The Straddler utilizes the user's body weight and strength.

With full summer almost upon us, a lot of gardeners are
likely to find themselves viewing the old cropping grounds
with dwindling enthusiasm. The wonderful fantasies of last
winter’s seed selection are past, and the magical ceremony
of planting is only a memory . . . but the backbreaking
task of regular maintenance looms bigger and
bigger by the day, and there are as yet precious few
harvestable vegetables to reward that labor. In
fact, it sometimes seems that that the gardener’s every
free June and July minute is spent hunched over a hoe or a
wheel plow — eyes aching with sweat — in the effort
just to keep up with invading weeds.
Well, Mr. B.C. Armstrong doesn’t claim that he can free you
from the task of weeding, but he does say that his
invention, the “Straddler” garden cultivator, will help
many people get that chore out of the way in less time and
with less effort than would otherwise be possible. B.C.
claims he’s been aware of the inadequacies of the common
means of muscle-powered cultivation since his childhood when, presumably, he spent his midsummer
afternoons and weekends wrestling such tools around the
family garden. Those early experiences inspired him to
search for a better cultivator design and after
looking over patents dating back to 1914, he decided that a
device which would allow the gardener to walk backwards
could “make the best use of the weight and power of the
body.”
The inventor patented his first cultivator in 1945. The design went through a
number of refinements and revisions over the years, but it
wasn’t until after 1972 — when B.C. retired — that
he was able to devote the time necessary to develop his
concept fully.

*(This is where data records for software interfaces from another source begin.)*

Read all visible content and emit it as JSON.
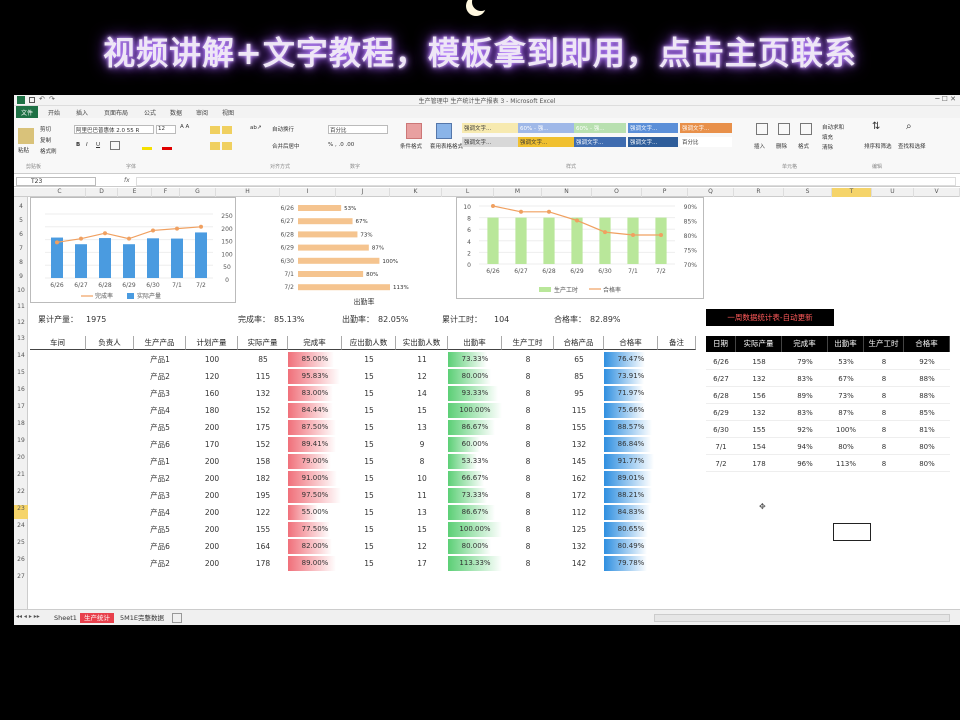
{
  "banner": {
    "text": "视频讲解+文字教程，模板拿到即用，点击主页联系"
  },
  "window": {
    "title": "生产管理中 生产统计生产报表 3 - Microsoft Excel"
  },
  "tabs": [
    "文件",
    "开始",
    "插入",
    "页面布局",
    "公式",
    "数据",
    "审阅",
    "视图"
  ],
  "ribbon": {
    "clipboard": [
      "剪切",
      "复制",
      "格式刷"
    ],
    "paste": "粘贴",
    "font_name": "阿里巴巴普惠体 2.0 55 R",
    "font_size": "12",
    "wrap": "自动换行",
    "merge": "合并后居中",
    "number_format": "百分比",
    "cond_format": "条件格式",
    "table_format": "套用表格格式",
    "styles": [
      "强调文字...",
      "60% - 强...",
      "60% - 强...",
      "强调文字...",
      "强调文字...",
      "强调文字...",
      "强调文字...",
      "强调文字...",
      "强调文字...",
      "百分比"
    ],
    "insert": "插入",
    "delete": "删除",
    "format": "格式",
    "autosum": "自动求和",
    "fill": "填充",
    "clear": "清除",
    "sort": "排序和筛选",
    "find": "查找和选择",
    "groups": [
      "剪贴板",
      "字体",
      "对齐方式",
      "数字",
      "样式",
      "单元格",
      "编辑"
    ]
  },
  "formula_bar": {
    "name_box": "T23",
    "fx": "fx"
  },
  "columns": [
    "C",
    "D",
    "E",
    "F",
    "G",
    "H",
    "I",
    "J",
    "K",
    "L",
    "M",
    "N",
    "O",
    "P",
    "Q",
    "R",
    "S",
    "T",
    "U",
    "V"
  ],
  "rows": [
    "4",
    "5",
    "6",
    "7",
    "8",
    "9",
    "10",
    "11",
    "12",
    "13",
    "14",
    "15",
    "16",
    "17",
    "18",
    "19",
    "20",
    "21",
    "22",
    "23",
    "24",
    "25",
    "26",
    "27"
  ],
  "chart1": {
    "categories": [
      "6/26",
      "6/27",
      "6/28",
      "6/29",
      "6/30",
      "7/1",
      "7/2"
    ],
    "bars": [
      158,
      132,
      156,
      132,
      155,
      154,
      178
    ],
    "line": [
      79,
      83,
      89,
      83,
      92,
      94,
      96
    ],
    "y_ticks": [
      "250",
      "200",
      "150",
      "100",
      "50",
      "0"
    ],
    "legend": [
      "完成率",
      "实际产量"
    ]
  },
  "chart2": {
    "categories": [
      "6/26",
      "6/27",
      "6/28",
      "6/29",
      "6/30",
      "7/1",
      "7/2"
    ],
    "values": [
      53,
      67,
      73,
      87,
      100,
      80,
      113
    ],
    "labels": [
      "53%",
      "67%",
      "73%",
      "87%",
      "100%",
      "80%",
      "113%"
    ],
    "title": "出勤率"
  },
  "chart3": {
    "categories": [
      "6/26",
      "6/27",
      "6/28",
      "6/29",
      "6/30",
      "7/1",
      "7/2"
    ],
    "bars": [
      8,
      8,
      8,
      8,
      8,
      8,
      8
    ],
    "line": [
      90,
      88,
      88,
      85,
      81,
      80,
      80
    ],
    "y_left": [
      "10",
      "8",
      "6",
      "4",
      "2",
      "0"
    ],
    "y_right": [
      "90%",
      "85%",
      "80%",
      "75%",
      "70%"
    ],
    "legend": [
      "生产工时",
      "合格率"
    ]
  },
  "summary": {
    "total_label": "累计产量：",
    "total": "1975",
    "rate_label": "完成率：",
    "rate": "85.13%",
    "attend_label": "出勤率：",
    "attend": "82.05%",
    "hours_label": "累计工时：",
    "hours": "104",
    "pass_label": "合格率：",
    "pass": "82.89%"
  },
  "table": {
    "headers": [
      "车间",
      "负责人",
      "生产产品",
      "计划产量",
      "实际产量",
      "完成率",
      "应出勤人数",
      "实出勤人数",
      "出勤率",
      "生产工时",
      "合格产品",
      "合格率",
      "备注"
    ],
    "rows": [
      [
        "产品1",
        "100",
        "85",
        "85.00%",
        "15",
        "11",
        "73.33%",
        "8",
        "65",
        "76.47%",
        0.85,
        0.73,
        0.76
      ],
      [
        "产品2",
        "120",
        "115",
        "95.83%",
        "15",
        "12",
        "80.00%",
        "8",
        "85",
        "73.91%",
        0.96,
        0.8,
        0.74
      ],
      [
        "产品3",
        "160",
        "132",
        "83.00%",
        "15",
        "14",
        "93.33%",
        "8",
        "95",
        "71.97%",
        0.83,
        0.93,
        0.72
      ],
      [
        "产品4",
        "180",
        "152",
        "84.44%",
        "15",
        "15",
        "100.00%",
        "8",
        "115",
        "75.66%",
        0.84,
        1,
        0.76
      ],
      [
        "产品5",
        "200",
        "175",
        "87.50%",
        "15",
        "13",
        "86.67%",
        "8",
        "155",
        "88.57%",
        0.88,
        0.87,
        0.89
      ],
      [
        "产品6",
        "170",
        "152",
        "89.41%",
        "15",
        "9",
        "60.00%",
        "8",
        "132",
        "86.84%",
        0.89,
        0.6,
        0.87
      ],
      [
        "产品1",
        "200",
        "158",
        "79.00%",
        "15",
        "8",
        "53.33%",
        "8",
        "145",
        "91.77%",
        0.79,
        0.53,
        0.92
      ],
      [
        "产品2",
        "200",
        "182",
        "91.00%",
        "15",
        "10",
        "66.67%",
        "8",
        "162",
        "89.01%",
        0.91,
        0.67,
        0.89
      ],
      [
        "产品3",
        "200",
        "195",
        "97.50%",
        "15",
        "11",
        "73.33%",
        "8",
        "172",
        "88.21%",
        0.98,
        0.73,
        0.88
      ],
      [
        "产品4",
        "200",
        "122",
        "55.00%",
        "15",
        "13",
        "86.67%",
        "8",
        "112",
        "84.83%",
        0.55,
        0.87,
        0.85
      ],
      [
        "产品5",
        "200",
        "155",
        "77.50%",
        "15",
        "15",
        "100.00%",
        "8",
        "125",
        "80.65%",
        0.78,
        1,
        0.81
      ],
      [
        "产品6",
        "200",
        "164",
        "82.00%",
        "15",
        "12",
        "80.00%",
        "8",
        "132",
        "80.49%",
        0.82,
        0.8,
        0.8
      ],
      [
        "产品2",
        "200",
        "178",
        "89.00%",
        "15",
        "17",
        "113.33%",
        "8",
        "142",
        "79.78%",
        0.89,
        1,
        0.8
      ]
    ]
  },
  "right_panel": {
    "title": "一周数据统计表-自动更新",
    "headers": [
      "日期",
      "实际产量",
      "完成率",
      "出勤率",
      "生产工时",
      "合格率"
    ],
    "rows": [
      [
        "6/26",
        "158",
        "79%",
        "53%",
        "8",
        "92%"
      ],
      [
        "6/27",
        "132",
        "83%",
        "67%",
        "8",
        "88%"
      ],
      [
        "6/28",
        "156",
        "89%",
        "73%",
        "8",
        "88%"
      ],
      [
        "6/29",
        "132",
        "83%",
        "87%",
        "8",
        "85%"
      ],
      [
        "6/30",
        "155",
        "92%",
        "100%",
        "8",
        "81%"
      ],
      [
        "7/1",
        "154",
        "94%",
        "80%",
        "8",
        "80%"
      ],
      [
        "7/2",
        "178",
        "96%",
        "113%",
        "8",
        "80%"
      ]
    ]
  },
  "sheets": [
    "Sheet1",
    "生产统计",
    "5M1E完整数据"
  ],
  "colors": {
    "excel_green": "#1e7145",
    "red_bar": "#f0707a",
    "green_bar": "#5ccf76",
    "blue_bar": "#2f8fe0",
    "chart_blue": "#4a9be0",
    "chart_orange": "#f0a060"
  }
}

The result of that work is the somewhat odd-looking
implement. It consists of a two-part
shaft, a “push pad” and a handle-and-suspender assembly all of which can be adjusted to suit the physique of
the user.

Several of MOTHER EARTH NEWS’ staffers put the Straddler through its
paces during the summer of 1981, and all were quite pleased
with the cultivator’s design, ease of control and light
weight. Of course, it would be quite a task to actually
plow a new bed with the Straddler (although it
could certainly be done, particularly in good soil). But when you’re facing the charge of the crab grass or the
attack of the amaranth, you might just find that it is,
indeed, time to meet that challenge with a step backwards!

EDITOR’S NOTE: The original Straddler is out of production.